The gaming headset market is a funny business. There are so many different options, all with different features and designs to lure you in. Brands like Razer, SteelSeries, and ROCCAT all have high quality models available at all levels in their range. Enter the Astro A10 Gen 2, and its bare-bones approach to the gaming headset.
I’ll admit that I have been spoiled for choice lately with gaming headsets. The Razer Hypersense, Victrix Gambit, and other similar models have all crossed my desk in the recent past, and all of which had a ton of really cool bells and whistles, but at what point does it become an excess? The A10 Gen 2 headset is a good opportunity for me to get back to basics and see what’s what at the entry level of the market.
The A10 Gen 2 is available in 5 colours (black, white, lilac, grey, and mint) and I elected to go with the white colour to match my PS5, a trend I find myself doing more and more lately. Unboxing the headset was pretty normal. The headset looks great, especially with the coloured design on either ear cap. The colours complement each other nicely, even though you’ll never see it when you’re wearing it.
The A10 Gen 2 is a very ‘back-to-basics’ headset, so much so that the only things in the box are the headset itself with cord attached, and a PC input adaptor, so it can be used for mic use as well.
“The headset looks great, especially with the coloured design on either ear cap.”

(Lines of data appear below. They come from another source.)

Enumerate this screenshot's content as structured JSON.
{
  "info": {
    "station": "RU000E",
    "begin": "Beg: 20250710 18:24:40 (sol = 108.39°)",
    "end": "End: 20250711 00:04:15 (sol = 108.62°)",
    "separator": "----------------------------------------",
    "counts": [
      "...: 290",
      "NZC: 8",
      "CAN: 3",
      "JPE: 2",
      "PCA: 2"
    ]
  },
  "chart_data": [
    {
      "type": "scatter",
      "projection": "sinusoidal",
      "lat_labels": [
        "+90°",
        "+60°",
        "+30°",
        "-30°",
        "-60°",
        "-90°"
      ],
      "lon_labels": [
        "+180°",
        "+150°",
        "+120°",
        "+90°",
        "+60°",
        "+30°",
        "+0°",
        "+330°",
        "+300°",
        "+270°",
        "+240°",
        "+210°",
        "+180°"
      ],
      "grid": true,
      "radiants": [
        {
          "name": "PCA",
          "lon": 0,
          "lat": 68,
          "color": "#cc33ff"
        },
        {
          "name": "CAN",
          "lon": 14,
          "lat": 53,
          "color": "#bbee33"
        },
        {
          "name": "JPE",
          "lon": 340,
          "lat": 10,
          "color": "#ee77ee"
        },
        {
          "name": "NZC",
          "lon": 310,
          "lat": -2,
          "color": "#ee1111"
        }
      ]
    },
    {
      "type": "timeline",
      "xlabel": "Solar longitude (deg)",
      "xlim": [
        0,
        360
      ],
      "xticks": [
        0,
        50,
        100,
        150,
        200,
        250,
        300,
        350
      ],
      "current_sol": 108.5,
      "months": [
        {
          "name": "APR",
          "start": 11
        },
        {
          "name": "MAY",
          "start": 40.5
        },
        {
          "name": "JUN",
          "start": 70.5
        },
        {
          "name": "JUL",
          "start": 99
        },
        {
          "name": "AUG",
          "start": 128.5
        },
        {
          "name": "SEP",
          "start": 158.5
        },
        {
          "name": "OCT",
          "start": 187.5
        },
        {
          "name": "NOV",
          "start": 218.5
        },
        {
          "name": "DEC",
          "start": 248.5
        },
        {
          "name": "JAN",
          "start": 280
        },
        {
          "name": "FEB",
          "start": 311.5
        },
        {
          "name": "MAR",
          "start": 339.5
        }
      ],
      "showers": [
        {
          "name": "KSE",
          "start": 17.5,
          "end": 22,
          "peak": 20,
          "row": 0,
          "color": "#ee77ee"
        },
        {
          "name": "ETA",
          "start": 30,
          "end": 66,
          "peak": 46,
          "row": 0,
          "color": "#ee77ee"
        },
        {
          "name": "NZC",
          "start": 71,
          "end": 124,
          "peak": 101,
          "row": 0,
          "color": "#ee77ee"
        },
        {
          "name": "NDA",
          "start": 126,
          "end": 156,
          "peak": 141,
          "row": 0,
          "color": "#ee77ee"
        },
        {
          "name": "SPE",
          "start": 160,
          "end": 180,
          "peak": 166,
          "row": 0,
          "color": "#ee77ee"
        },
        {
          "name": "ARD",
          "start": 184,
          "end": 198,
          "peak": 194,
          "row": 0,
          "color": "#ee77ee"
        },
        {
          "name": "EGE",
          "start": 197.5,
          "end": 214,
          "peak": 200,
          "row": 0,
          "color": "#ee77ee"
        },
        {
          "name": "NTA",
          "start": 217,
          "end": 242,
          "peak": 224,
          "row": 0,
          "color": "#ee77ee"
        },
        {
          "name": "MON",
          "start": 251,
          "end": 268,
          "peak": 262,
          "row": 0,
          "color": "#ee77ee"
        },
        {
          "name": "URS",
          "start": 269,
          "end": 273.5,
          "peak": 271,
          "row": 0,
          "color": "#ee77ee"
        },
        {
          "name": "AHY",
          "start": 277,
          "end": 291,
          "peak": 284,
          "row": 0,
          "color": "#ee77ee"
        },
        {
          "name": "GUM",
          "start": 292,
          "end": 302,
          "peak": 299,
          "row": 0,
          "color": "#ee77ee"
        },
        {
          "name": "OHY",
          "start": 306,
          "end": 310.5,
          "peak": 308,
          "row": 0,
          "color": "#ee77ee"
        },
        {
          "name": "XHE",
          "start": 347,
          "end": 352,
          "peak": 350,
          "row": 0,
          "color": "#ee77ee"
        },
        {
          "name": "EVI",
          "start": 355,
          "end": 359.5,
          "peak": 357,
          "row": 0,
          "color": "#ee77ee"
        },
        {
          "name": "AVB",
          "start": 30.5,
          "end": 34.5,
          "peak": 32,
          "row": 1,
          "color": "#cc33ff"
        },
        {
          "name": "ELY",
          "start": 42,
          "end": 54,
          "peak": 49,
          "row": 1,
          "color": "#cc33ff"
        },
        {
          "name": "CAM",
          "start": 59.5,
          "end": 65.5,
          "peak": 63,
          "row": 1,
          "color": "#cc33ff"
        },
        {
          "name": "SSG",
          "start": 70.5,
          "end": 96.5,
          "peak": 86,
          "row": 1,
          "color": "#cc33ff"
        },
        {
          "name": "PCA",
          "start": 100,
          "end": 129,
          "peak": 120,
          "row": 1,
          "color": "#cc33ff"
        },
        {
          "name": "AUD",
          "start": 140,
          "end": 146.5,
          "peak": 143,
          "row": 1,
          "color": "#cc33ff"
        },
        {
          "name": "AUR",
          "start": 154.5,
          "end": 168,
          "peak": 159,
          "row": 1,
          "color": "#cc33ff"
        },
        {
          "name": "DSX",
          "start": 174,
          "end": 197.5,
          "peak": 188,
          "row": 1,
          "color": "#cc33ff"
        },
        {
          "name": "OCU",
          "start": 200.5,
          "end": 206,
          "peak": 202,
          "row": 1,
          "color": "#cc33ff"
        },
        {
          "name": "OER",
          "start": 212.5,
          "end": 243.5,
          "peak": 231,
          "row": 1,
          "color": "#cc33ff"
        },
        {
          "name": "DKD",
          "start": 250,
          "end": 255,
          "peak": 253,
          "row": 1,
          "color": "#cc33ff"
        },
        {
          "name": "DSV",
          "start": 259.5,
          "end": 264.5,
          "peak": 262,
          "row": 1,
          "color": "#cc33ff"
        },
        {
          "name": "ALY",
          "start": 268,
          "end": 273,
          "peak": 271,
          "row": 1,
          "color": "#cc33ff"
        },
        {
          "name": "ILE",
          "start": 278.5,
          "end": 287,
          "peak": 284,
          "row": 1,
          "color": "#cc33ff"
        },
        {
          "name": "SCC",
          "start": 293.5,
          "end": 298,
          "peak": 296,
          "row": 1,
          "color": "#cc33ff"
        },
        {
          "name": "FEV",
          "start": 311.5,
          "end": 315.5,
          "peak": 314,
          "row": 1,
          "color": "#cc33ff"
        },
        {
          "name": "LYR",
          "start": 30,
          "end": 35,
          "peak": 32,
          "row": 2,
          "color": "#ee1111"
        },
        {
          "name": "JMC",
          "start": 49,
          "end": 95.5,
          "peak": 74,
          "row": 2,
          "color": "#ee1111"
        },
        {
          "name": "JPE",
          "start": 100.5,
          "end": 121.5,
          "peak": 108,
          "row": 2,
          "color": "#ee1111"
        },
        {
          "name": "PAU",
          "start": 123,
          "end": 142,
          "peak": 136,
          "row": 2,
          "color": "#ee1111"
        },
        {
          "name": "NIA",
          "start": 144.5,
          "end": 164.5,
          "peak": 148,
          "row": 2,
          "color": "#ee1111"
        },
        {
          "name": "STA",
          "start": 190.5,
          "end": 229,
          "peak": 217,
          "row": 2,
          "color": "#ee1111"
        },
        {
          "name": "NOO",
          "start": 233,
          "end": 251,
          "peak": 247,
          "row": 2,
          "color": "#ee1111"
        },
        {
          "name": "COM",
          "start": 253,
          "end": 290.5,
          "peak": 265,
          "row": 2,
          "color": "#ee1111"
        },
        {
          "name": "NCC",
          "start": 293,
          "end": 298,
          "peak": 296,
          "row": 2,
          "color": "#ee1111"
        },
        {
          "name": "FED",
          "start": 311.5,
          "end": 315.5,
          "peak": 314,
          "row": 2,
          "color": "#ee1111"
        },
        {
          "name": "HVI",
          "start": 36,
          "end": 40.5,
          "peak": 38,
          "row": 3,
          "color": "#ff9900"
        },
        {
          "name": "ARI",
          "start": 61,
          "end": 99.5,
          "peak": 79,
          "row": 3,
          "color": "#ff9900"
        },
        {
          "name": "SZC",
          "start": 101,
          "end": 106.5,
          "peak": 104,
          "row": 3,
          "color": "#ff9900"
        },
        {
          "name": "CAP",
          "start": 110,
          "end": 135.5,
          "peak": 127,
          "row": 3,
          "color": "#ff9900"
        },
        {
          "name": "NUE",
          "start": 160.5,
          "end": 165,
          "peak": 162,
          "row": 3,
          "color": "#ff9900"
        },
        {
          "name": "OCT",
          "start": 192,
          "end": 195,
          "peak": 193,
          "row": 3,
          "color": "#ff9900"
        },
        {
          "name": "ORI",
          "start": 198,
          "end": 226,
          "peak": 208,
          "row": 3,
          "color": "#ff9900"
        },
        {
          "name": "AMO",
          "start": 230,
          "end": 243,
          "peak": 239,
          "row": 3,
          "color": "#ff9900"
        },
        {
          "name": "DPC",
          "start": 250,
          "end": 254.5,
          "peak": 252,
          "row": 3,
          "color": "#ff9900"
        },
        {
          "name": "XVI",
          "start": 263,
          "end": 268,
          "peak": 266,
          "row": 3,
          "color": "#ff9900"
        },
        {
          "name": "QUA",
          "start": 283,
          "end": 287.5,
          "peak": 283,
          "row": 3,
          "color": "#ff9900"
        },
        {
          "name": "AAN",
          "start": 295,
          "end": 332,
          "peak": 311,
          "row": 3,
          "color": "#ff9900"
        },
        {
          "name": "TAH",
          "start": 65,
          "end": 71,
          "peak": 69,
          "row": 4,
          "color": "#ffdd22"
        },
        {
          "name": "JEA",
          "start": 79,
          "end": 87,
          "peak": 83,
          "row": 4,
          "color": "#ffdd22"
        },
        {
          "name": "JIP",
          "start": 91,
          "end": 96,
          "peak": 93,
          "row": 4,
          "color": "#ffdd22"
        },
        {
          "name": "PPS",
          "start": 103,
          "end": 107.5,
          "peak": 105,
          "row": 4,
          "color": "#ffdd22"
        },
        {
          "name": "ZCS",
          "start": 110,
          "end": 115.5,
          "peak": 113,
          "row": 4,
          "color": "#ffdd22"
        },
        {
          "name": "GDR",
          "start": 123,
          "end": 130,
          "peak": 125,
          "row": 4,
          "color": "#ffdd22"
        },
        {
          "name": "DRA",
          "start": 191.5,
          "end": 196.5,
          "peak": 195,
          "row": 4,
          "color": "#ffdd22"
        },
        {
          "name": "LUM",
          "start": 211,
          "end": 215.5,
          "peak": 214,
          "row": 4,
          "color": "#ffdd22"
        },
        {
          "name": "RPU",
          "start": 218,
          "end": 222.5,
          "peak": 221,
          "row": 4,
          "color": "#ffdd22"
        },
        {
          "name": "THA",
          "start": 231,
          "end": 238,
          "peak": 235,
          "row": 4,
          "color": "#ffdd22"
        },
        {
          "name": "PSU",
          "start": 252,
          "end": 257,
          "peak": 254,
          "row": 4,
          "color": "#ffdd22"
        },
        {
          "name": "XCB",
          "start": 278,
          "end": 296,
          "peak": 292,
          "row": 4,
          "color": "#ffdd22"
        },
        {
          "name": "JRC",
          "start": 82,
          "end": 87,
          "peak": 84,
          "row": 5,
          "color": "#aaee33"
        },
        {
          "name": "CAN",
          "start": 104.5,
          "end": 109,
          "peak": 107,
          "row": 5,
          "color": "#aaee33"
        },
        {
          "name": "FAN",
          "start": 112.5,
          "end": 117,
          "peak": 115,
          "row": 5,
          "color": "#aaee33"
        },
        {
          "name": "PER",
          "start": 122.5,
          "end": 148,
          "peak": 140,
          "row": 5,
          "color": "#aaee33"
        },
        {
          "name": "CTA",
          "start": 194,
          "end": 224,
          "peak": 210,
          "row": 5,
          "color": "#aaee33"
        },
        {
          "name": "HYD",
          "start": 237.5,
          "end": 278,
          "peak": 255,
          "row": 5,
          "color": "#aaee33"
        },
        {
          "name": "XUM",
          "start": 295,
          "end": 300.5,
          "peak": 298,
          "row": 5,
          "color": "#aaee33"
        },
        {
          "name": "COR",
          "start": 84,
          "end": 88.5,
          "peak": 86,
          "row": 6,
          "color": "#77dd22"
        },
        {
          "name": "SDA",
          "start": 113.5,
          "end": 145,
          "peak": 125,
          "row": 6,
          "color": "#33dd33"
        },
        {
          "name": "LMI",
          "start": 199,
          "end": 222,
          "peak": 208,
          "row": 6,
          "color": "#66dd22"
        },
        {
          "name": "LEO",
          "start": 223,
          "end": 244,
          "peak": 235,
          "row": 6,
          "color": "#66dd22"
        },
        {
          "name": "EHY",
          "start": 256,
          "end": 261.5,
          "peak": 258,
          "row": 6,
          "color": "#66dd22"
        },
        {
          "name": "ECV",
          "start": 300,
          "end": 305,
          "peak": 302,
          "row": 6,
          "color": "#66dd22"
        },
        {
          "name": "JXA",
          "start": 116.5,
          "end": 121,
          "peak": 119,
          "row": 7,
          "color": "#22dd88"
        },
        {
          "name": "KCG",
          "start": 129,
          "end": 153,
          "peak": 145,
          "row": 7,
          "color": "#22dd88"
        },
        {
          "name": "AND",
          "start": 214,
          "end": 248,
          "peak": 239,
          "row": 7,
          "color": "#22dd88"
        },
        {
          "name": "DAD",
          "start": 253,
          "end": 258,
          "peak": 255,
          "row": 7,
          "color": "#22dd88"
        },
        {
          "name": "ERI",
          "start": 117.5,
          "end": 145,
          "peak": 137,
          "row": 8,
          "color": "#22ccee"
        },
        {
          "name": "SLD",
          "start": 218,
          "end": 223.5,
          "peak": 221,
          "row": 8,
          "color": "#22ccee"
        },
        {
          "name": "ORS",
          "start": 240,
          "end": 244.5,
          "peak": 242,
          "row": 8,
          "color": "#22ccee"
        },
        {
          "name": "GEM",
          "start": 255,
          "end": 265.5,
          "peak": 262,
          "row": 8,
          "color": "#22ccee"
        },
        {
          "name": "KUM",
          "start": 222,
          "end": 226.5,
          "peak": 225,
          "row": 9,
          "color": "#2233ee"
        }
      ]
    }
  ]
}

Being an entry level headset, the A10 Gen 2 is extremely light, weighing in at a paltry 246 grams (just over half a pound). There are no additional features to add unnecessary weight. Being used to the Victrix Gambit recently, I was shocked at how little the A10 Gen 2 weighs.
The lack of weight does translate to more comfort for me. No longer was I feeling the strain on my neck of a ‘heavy’ headset pushing my head and neck down. This meant I could wear it for longer, subjecting my squadmates to my awful jokes for even longer.
Going further with comfort, the A10 Gen 2 features extremely comfortable, if a little small, ear cushions. The first time I put the headset on, I thought they were going to be too small for me, I could feel my ears getting squished ever so slightly. It wasn’t awesome. However, a bit of manoeuvring and my ears fell into the proper position within the ear cushions, and I have to say that these might be the softest ear cushions I’ve felt in a while. The fabric surrounding them is soft and breathable and was a pleasure to wrap around my ears for hours on end.
“…a bit of manoeuvring and my ears fell into the proper position within the ear cushions, and I have to say that these might be the softest ear cushions I’ve felt in a while.”
One of the standouts from looking at the A10 Gen 2 would have to be the length of the cord that attaches to the headset. Coming in at around 6 feet long, there was always a ton of cord sitting on my lap, which had me wondering if it was all necessary. I then remembered that the headset is designed for use with a PC as well, and the input for that isn’t always going to be in your controller, like the PS5 is. I can deal with a longer cord for that.
Other headsets I have used recently almost universally have the sound controls on the headset itself, mostly due to them being wireless. The A10 Gen 2 has no controls whatsoever on the headset proper. The volume controls are managed by a dial on the cord. It goes up and down, and no more. There are no noise-cancelling features to worry about, just turn it down if it’s too loud, or turn it up if it’s too quiet.
Being at the entry level for a gaming headset, I wasn’t expecting too much in the way of sound quality. I wasn’t surprised nor let down by the sound whilst using the A10 Gen 2. I could hear what I was supposed to, and that’s more or less it. There simply isn’t any other sound enhancing or detracting feature built in. I don’t mind this though, because at this price point, it delivers on what it needs to.
“I wasn’t surprised nor let down by the sound whilst using the A10 Gen 2.”
The sound quality from the speakers in the ear caps is about as average as one would expect. I didn’t experience any crackling or distortion when I was using it. I heard the game sounds the same as if I had plugged in a pair of regular headphones that I got at Walmart.
The microphone on the A10 Gen 2 is on the mic arm that you can push up to turn off or pull down to turn on. No fancy gimmicks here, as the microphone is usable and picks up your voice. It also picks up some ambient noise in the background, so a noisy environment is not going to be your friend if you’re trying to be heard. The mic arm is flexible, so it allows you to conform it to your specific placement and is rigid enough to stay in place when you’re done manipulating it.
If there was one thing I wish they would have spent a bit more time on, is the build quality. The A10 Gen 2 feel a little… flimsy. They don’t have the rigidity of construction that the headset I’ve been using have. I feel like they will fall apart if I drop them from a height of more than 2 feet. If you’re careful with your headset, then this should be a negligible issue, but if you’re a little more ‘devil-may-care’ then perhaps the A10 Gen 2 is not for you.
All in all, the A10 Gen 2 is a decent headset that does what a headset and mic should do, and nothing more. At $59.99 USD, there aren’t too many more options that are less expensive without severely compromising on some things. If you need a headset to hear the game and talk to your mates, then this is a good option, it won’t break the bank and you’ll get some good use from it.